▶ **TASK GOAL**: Run through the records and show each line that includes the string "free".
::: INPUT RECORDS
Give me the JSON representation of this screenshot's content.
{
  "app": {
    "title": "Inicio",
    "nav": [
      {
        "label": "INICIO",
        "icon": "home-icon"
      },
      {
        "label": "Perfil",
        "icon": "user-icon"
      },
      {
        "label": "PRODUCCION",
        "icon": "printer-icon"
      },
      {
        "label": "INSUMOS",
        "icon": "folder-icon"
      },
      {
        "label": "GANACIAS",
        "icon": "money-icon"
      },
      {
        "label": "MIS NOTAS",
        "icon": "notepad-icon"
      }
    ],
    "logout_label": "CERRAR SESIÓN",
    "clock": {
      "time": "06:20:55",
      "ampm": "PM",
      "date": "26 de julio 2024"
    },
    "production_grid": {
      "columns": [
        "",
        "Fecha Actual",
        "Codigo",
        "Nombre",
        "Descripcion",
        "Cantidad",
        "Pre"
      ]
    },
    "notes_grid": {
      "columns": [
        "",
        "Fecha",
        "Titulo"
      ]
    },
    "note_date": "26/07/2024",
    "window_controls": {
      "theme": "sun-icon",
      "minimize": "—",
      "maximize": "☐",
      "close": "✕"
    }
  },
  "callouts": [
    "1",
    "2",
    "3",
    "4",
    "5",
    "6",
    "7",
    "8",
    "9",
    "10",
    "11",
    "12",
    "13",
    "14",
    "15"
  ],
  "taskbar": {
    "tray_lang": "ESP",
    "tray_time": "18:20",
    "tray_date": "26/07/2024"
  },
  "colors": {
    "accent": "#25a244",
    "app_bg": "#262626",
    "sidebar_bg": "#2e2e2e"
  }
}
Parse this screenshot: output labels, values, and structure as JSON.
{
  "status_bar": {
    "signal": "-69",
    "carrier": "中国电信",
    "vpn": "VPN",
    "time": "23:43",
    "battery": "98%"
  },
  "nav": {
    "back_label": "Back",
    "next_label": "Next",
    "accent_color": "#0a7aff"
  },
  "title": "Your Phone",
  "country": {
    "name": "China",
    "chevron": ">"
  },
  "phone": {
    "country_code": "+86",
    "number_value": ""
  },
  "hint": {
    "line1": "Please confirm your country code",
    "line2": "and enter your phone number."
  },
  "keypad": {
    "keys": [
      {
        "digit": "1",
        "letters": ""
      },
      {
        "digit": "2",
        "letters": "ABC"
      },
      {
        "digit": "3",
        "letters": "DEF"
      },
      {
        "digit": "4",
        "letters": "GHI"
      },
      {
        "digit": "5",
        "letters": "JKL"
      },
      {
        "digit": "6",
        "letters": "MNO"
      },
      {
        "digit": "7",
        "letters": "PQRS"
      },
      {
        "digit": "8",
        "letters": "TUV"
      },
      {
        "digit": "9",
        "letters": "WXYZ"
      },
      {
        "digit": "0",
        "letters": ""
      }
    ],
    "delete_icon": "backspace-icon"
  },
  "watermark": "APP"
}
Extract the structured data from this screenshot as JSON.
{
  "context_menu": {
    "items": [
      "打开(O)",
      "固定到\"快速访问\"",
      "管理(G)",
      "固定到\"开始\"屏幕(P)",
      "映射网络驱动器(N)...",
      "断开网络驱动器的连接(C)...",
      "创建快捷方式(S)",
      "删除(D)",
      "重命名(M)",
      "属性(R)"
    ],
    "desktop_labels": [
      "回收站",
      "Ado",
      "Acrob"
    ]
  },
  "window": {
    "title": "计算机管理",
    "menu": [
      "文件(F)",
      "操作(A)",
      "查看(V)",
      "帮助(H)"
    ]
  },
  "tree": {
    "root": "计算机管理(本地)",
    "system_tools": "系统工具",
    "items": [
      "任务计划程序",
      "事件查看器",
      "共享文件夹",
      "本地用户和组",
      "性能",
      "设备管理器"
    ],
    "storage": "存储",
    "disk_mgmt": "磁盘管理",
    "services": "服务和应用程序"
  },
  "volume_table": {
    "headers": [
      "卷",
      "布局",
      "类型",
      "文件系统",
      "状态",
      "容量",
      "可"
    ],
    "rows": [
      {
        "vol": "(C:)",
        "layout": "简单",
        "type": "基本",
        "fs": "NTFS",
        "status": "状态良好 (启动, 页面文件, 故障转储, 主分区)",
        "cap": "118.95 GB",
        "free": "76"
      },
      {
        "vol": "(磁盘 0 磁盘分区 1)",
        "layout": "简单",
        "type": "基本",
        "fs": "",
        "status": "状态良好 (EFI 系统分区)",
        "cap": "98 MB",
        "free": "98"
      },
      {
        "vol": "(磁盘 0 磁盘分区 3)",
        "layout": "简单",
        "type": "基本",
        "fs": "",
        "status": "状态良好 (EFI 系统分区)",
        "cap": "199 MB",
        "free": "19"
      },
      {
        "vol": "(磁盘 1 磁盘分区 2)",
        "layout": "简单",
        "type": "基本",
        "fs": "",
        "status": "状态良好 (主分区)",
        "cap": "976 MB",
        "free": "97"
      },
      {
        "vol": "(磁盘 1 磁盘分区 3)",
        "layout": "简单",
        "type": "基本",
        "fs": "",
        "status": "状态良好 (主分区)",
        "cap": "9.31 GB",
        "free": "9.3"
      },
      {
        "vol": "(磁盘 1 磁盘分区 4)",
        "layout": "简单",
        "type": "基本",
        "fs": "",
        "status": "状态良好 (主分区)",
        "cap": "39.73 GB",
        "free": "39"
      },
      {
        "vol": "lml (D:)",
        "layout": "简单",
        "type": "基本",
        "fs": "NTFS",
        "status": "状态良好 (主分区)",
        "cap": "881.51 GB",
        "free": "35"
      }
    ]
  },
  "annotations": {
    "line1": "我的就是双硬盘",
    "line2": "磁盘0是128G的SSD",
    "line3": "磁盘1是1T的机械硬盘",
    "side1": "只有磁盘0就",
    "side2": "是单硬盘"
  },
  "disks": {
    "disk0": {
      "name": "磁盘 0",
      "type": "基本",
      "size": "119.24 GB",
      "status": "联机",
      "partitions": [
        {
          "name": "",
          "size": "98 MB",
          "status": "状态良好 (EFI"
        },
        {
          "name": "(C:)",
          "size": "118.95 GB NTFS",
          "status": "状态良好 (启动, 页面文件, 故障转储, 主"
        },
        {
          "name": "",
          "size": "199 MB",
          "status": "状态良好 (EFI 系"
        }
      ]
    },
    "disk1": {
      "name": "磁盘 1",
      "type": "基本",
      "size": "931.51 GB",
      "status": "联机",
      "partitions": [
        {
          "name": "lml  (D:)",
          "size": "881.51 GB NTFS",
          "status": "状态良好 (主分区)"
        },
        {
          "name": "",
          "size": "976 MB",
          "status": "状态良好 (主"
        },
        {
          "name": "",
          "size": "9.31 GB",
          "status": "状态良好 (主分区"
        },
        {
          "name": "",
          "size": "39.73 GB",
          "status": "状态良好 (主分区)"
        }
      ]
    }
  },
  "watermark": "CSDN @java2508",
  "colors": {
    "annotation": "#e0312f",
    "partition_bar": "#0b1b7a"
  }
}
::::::
▶ **TASK SOLUTION**:
        "free": "76"
        "free": "98"
        "free": "19"
        "free": "97"
        "free": "9.3"
        "free": "39"
        "free": "35"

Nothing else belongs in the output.